BRUSSELS, July 30, 2013 (AFP)
BRUSSELS, July 30, 2013 (AFP)
The European Union has taken on the role of mediator to resolve a potentially disastrous crisis in Egypt but it has only limited leverage to get all sides to agree a return to civilian rule, analysts said Tuesday.
The great fear is that the popular uprising which ousted longtime autocrat Hosni Mubarak in 2011 risks degenerating into a bloody civil war as in Syria, leaving hopes for a reformed, democratic Egypt in tatters.
More than 80 people died at the weekend in fresh clashes between the military and supporters of President Mohamed Morsi who the army ousted on July 3 after mass protests against his Islamist rule.
For the EU, the immediate problem is making its voice heard, and while it may not have the same influence as Washington, it does have some cards to play, analysts say.
“The EU is uniquely positioned to play a mediating (role) in Egypt,” said Yasser El-Shimy of the International Crisis Group.

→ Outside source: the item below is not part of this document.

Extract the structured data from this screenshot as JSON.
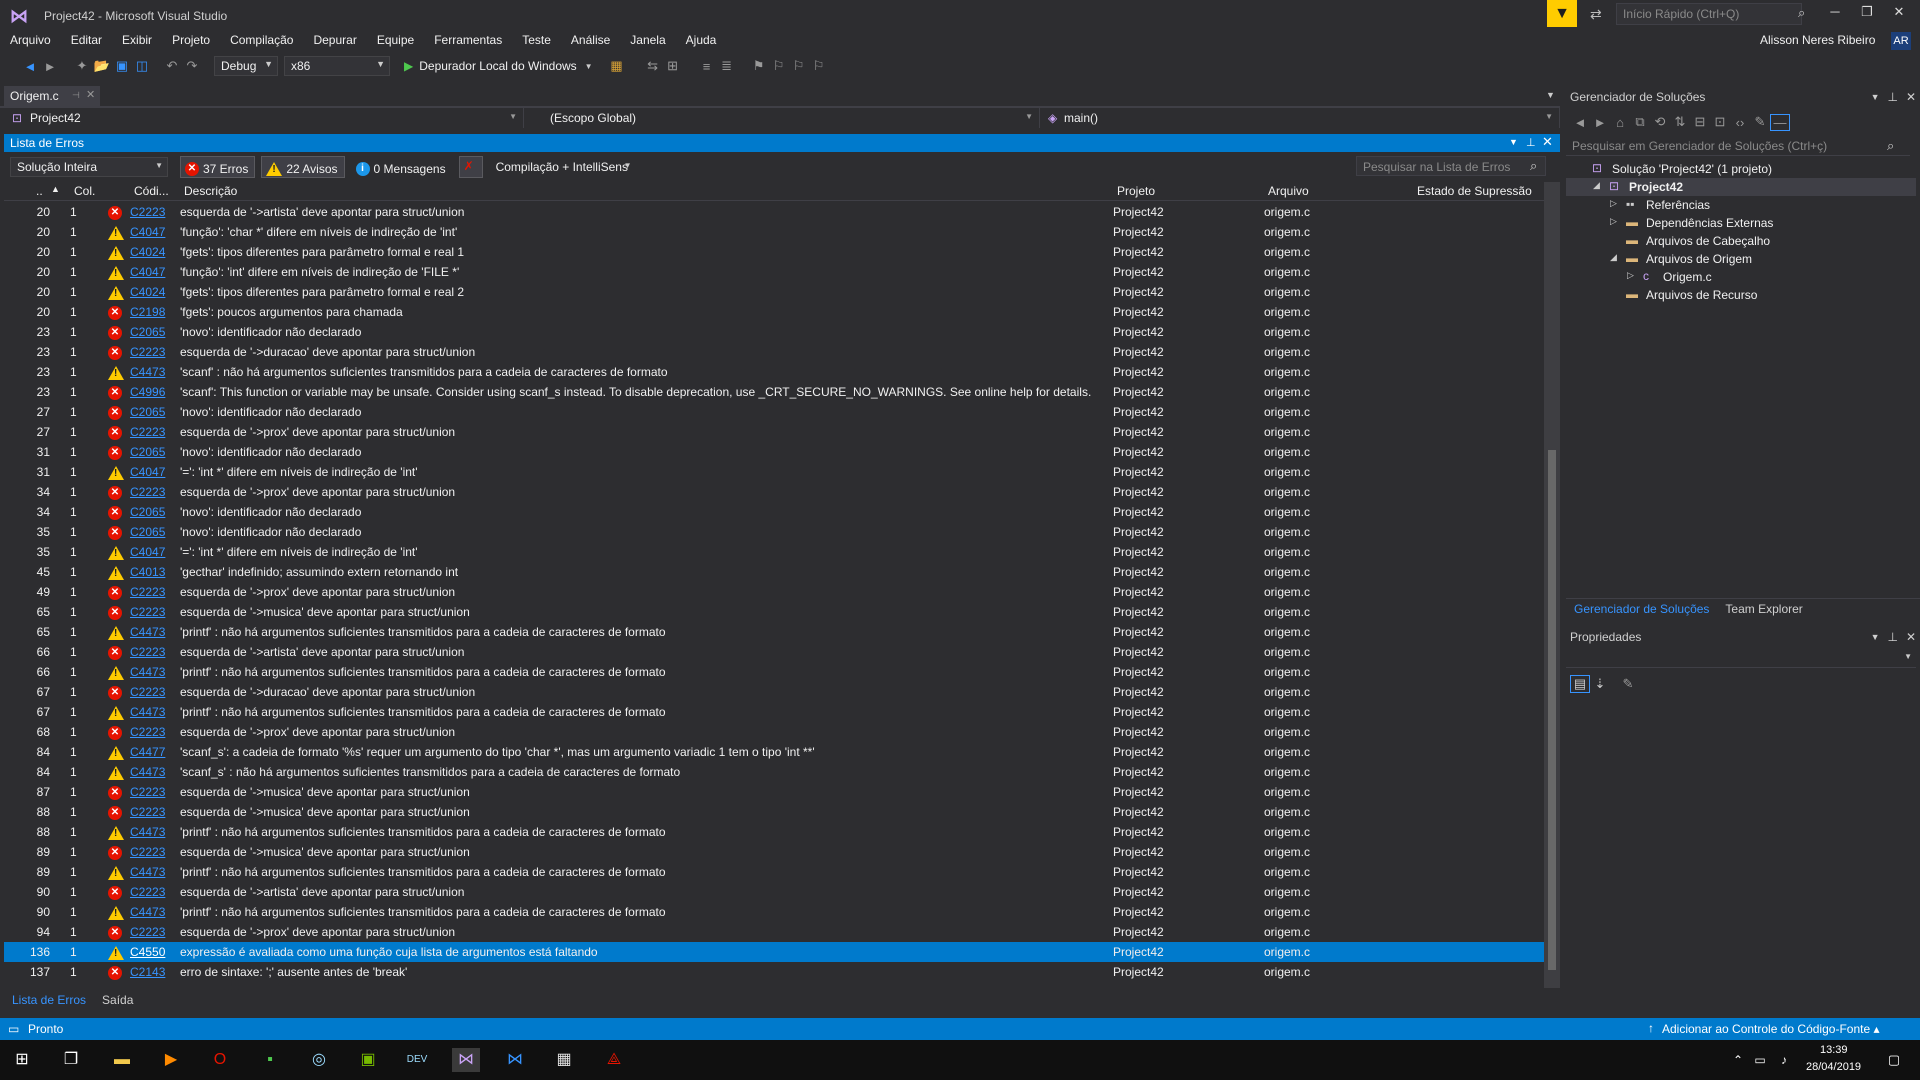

“The EU may not have the leverage of the annual aid that the United States gives … but it enjoys something far more desirable at the moment — credibility,” Yasser El-Shimy said.
“Egyptian political actors are miles apart and have no trust in one another. An impartial, yet important, third-party like the EU could well facilitate talks aimed not only at reconciliation but also at charting a path forward for Egypt.”
“We have already played a very important role as facilitator in Egypt and we will continue to do that,” Michael Mann, spokesman for EU foreign affairs head Catherine Ashton, said Tuesday.
“It is an important role because everybody is ready to talk to us,” Mann said.
At the same time, Brussels is a significant provider of aid to Cairo, put at 450 million euros ($600 million) for 2011-13, and this was conditional.
“That does not mean that there is direct pressure but… in recent months we have not given much aid because of the lack of political progress,” Mann noted.
Ashton, on her second visit to Egypt this month, met Morsi at an undisclosed location in the early hours of Tuesday, the first person officially allowed to do so since his ouster.
On a July 17 visit, Ashton had asked to meet Morsi but was refused. This time, she made it a condition for her trip.
Ashton said in Cairo she was seeking common ground between the opposing sides, repeating her call for a peaceful transition which would include all parties, including Morsi’s Muslim Brotherhood
The Muslim Brotherhood is one of the region’s largest and best organised Islamist movements which Mubarak suppressed for years with the backing of the United States.
Jonathan Paris said he believed the EU will likely “continue to try to bridge the gaps between the Muslim Brotherhood and the government.”
However, given the stakes involved, the EU’s influence is ultimately limited, said Paris, a London-based Middle East analyst and non-resident Senior Fellow with the Atlantic Council.
The army knows it has no future if it does not come out on top, he said, and so it will be “determined to win the current confrontation … and no outside power, including Lady Ashton, will stop them.”
EU diplomatic sources said meanwhile that Washington was standing to one side, despite Cairo being a key ally, leaving Brussels to play a more important role.
The downside is that the EU “will be judged by the results,” one diplomatic source said, citing the many difficulties ahead.
The EU has played an important peace-making role in several other conflicts, most notably in the former Yugoslavia, and last year won the Nobel Peace Prize.
Ashton has also been the lead negotiator in talks with Iran over its disputed nuclear programme, on behalf of the five permanent members of the UN Security Council plus Germany.